Asking rents have stalled in capital cities after a spike in investment property purchases pushed up supply in the rental market.
In cities where home and apartment prices have risen, the slowdown in rental growth has led to yield depression in the past year.
Rental growth for houses was flat in most cities in the September quarter and fell in some areas for units, research from Domain Group showed.
Property lending for investors has been at a record high, with broker firm AFG saying investors made up almost half the new loans processed in NSW last month and more than 30 per cent in the other states.
Foreign investment has also boosted the number of homes available to rent.
The rental market has become more affordable for tenants in Canberra and Perth as landlord returns fall.
Asking rents were down six per cent in Perth to $395 for units and $450 for houses.
In Canberra, rents have fallen to $380 a week for units and $450 for homes.
Yields for homes have dropped more than six per cent in both cities compared with the 2013 September quarter.
Unit yields have also dropped more than six per cent year-on-year to 4.52 per cent.
In Melbourne, where apartment supply has continued to grow, yields remained steady at 4.55 per cent for units and fell 3.6 per cent for houses to 4.12 per cent.
Melbourne’s median asking rent for a home is $380 a week and $370 a week for units.
Despite a slowdown in Darwin property, the rental market is still tight and the median asking rent for a home is $660 a week – the highest in the country, followed by Sydney at $510.
Sydney has been the country’s strongest-performing residential property market for the past year.
Investment lending and construction has surged but rents have held steady as demand is still strong.
Yields, however, have compressed because of the consistent rise in property values.

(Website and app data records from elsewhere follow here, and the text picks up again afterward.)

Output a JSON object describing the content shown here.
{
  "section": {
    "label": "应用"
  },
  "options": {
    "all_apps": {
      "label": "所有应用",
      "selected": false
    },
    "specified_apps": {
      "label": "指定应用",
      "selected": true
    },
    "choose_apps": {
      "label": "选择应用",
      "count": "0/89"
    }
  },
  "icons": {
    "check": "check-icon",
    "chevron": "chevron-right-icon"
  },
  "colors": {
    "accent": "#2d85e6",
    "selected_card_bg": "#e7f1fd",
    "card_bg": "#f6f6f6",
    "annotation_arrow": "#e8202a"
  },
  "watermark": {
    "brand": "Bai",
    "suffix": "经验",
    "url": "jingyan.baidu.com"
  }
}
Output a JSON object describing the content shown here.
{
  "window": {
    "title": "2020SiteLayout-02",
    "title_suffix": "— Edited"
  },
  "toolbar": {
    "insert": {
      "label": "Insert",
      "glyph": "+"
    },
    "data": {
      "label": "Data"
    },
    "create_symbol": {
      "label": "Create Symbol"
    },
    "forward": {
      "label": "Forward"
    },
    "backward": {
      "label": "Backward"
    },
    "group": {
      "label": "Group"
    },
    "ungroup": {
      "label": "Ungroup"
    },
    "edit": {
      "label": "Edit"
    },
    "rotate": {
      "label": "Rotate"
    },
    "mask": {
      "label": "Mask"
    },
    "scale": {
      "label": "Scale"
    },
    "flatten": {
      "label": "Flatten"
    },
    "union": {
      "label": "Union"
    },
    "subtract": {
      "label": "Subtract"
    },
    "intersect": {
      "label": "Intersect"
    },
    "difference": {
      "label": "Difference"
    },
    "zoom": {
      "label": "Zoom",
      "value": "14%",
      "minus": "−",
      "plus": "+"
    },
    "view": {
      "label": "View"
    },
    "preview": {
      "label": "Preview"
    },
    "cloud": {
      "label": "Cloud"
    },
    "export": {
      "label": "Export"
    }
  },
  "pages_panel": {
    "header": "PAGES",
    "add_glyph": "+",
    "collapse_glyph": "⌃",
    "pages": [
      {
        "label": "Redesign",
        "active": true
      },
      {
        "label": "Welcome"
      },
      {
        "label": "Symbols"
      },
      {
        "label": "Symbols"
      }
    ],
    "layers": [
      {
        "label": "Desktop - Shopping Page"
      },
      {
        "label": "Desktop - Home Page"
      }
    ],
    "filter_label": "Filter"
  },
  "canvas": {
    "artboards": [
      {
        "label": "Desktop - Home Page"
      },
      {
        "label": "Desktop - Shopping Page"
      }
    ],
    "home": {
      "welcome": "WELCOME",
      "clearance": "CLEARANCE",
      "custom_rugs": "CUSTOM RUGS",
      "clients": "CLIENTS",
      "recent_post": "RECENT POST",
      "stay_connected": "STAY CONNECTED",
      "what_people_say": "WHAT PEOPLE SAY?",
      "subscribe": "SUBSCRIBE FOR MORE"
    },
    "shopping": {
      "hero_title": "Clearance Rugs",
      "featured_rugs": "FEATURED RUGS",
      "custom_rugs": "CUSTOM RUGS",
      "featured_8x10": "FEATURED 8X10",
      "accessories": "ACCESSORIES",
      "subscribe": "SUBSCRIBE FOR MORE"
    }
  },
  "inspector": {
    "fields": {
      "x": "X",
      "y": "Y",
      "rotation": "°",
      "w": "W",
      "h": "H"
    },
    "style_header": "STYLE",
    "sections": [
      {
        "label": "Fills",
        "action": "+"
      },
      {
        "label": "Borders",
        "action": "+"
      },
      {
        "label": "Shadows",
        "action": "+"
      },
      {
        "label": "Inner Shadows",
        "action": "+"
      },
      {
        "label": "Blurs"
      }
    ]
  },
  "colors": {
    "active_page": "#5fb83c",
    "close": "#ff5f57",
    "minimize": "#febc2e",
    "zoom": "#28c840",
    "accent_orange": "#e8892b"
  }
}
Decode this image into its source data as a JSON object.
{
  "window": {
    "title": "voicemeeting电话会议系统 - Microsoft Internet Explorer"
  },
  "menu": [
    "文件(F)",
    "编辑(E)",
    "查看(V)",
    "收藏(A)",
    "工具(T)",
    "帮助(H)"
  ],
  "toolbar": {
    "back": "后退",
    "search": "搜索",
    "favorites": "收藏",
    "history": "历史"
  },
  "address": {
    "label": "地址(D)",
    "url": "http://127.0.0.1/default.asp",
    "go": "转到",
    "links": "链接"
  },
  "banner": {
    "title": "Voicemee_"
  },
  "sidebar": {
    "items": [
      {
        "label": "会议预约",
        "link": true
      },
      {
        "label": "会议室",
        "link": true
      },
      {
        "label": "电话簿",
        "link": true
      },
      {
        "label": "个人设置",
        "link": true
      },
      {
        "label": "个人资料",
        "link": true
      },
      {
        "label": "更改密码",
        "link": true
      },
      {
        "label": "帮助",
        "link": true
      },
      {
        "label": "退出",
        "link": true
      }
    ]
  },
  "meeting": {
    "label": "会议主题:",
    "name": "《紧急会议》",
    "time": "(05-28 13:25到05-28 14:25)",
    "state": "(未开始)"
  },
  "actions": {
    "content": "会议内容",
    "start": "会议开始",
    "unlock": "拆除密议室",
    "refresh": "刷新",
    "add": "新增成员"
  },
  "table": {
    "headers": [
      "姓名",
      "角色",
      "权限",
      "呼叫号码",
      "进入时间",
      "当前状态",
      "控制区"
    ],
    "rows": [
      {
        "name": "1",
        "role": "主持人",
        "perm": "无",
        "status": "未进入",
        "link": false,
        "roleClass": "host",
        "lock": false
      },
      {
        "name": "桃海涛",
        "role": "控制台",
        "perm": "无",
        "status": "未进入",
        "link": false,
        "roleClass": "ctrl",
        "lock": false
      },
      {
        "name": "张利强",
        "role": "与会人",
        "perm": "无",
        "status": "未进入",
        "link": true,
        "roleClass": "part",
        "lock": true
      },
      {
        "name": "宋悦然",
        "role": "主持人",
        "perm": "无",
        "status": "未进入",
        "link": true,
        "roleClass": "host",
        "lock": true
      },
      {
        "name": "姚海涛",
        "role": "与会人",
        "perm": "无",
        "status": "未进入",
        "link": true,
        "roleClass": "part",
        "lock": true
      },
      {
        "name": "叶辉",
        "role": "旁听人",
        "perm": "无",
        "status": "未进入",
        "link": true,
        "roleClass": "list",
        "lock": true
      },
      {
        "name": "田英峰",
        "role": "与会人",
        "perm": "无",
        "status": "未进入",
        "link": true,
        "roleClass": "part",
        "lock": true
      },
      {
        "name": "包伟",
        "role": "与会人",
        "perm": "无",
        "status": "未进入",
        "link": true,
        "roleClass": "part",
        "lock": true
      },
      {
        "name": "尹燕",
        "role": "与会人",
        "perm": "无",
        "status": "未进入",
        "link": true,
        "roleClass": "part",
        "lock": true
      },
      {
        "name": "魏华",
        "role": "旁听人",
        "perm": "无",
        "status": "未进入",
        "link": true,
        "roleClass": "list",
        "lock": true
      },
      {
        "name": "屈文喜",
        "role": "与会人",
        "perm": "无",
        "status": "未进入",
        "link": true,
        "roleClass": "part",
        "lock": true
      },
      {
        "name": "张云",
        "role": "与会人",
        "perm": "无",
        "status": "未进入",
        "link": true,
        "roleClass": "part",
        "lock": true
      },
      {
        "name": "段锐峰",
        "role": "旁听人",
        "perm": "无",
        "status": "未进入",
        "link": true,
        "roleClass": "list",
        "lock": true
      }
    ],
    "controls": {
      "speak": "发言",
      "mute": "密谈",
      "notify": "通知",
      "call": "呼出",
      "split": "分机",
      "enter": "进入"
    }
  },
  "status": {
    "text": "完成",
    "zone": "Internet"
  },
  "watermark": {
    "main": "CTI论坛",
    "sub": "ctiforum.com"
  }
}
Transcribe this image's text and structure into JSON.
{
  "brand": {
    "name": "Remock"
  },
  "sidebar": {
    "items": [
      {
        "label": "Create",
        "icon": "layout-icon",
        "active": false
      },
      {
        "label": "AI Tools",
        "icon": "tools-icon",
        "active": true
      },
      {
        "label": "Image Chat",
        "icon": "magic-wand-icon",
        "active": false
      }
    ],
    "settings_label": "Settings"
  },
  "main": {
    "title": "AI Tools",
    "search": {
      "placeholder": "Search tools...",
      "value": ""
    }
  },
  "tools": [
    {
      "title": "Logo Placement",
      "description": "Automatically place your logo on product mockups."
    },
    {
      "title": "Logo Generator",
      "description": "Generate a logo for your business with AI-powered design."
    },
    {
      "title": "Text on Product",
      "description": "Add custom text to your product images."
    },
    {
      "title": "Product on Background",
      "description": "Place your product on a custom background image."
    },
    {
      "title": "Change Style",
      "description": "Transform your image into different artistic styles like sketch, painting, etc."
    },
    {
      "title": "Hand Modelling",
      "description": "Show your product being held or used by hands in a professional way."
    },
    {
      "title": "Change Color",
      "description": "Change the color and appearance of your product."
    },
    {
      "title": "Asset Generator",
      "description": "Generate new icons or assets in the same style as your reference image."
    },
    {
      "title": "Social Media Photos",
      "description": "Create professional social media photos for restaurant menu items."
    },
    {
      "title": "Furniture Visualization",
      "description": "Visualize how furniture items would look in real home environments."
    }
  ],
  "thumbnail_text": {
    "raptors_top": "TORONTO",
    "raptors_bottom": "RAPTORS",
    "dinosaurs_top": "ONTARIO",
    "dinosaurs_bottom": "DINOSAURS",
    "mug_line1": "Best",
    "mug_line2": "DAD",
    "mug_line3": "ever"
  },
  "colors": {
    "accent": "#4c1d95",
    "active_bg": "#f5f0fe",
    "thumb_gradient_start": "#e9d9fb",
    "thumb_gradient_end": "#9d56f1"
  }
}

In the past year, year-on-year yields for Sydney houses fell 6.9 per cent to 4.1 per cent but were steady in the past quarter.
“Although we’ve seen a pause in rental growth over the September quarter, demand will continue to put upward pressure on rents in Sydney,” Domain Group senior economist Dr Andrew Wilson said.